▸ Element data from apps and pages

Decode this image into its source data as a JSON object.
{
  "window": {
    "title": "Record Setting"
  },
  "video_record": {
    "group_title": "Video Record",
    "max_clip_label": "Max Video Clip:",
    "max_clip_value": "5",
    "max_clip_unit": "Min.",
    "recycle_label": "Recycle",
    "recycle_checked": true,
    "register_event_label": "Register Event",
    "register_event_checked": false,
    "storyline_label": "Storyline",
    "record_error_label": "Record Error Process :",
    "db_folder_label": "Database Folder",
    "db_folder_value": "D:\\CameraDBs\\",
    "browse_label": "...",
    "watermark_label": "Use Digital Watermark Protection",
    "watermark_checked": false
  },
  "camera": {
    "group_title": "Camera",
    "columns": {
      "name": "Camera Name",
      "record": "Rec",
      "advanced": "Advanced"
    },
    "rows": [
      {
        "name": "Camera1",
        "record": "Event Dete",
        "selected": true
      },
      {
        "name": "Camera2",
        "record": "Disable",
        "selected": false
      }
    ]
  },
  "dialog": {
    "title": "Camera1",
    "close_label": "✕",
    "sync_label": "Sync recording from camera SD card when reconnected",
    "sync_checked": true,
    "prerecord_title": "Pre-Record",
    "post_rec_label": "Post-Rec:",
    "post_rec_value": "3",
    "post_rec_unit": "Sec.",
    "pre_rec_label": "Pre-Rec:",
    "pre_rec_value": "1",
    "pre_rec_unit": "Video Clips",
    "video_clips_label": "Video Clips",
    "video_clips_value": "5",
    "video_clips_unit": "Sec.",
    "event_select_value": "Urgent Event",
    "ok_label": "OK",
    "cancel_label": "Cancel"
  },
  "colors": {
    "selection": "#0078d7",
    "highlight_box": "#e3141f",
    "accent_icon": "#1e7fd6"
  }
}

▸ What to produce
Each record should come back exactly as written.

▸ Written solution
Decode this image into its source data as a JSON object.
{
  "window": {
    "title": "Record Setting"
  },
  "video_record": {
    "group_title": "Video Record",
    "max_clip_label": "Max Video Clip:",
    "max_clip_value": "5",
    "max_clip_unit": "Min.",
    "recycle_label": "Recycle",
    "recycle_checked": true,
    "register_event_label": "Register Event",
    "register_event_checked": false,
    "storyline_label": "Storyline",
    "record_error_label": "Record Error Process :",
    "db_folder_label": "Database Folder",
    "db_folder_value": "D:\\CameraDBs\\",
    "browse_label": "...",
    "watermark_label": "Use Digital Watermark Protection",
    "watermark_checked": false
  },
  "camera": {
    "group_title": "Camera",
    "columns": {
      "name": "Camera Name",
      "record": "Rec",
      "advanced": "Advanced"
    },
    "rows": [
      {
        "name": "Camera1",
        "record": "Event Dete",
        "selected": true
      },
      {
        "name": "Camera2",
        "record": "Disable",
        "selected": false
      }
    ]
  },
  "dialog": {
    "title": "Camera1",
    "close_label": "✕",
    "sync_label": "Sync recording from camera SD card when reconnected",
    "sync_checked": true,
    "prerecord_title": "Pre-Record",
    "post_rec_label": "Post-Rec:",
    "post_rec_value": "3",
    "post_rec_unit": "Sec.",
    "pre_rec_label": "Pre-Rec:",
    "pre_rec_value": "1",
    "pre_rec_unit": "Video Clips",
    "video_clips_label": "Video Clips",
    "video_clips_value": "5",
    "video_clips_unit": "Sec.",
    "event_select_value": "Urgent Event",
    "ok_label": "OK",
    "cancel_label": "Cancel"
  },
  "colors": {
    "selection": "#0078d7",
    "highlight_box": "#e3141f",
    "accent_icon": "#1e7fd6"
  }
}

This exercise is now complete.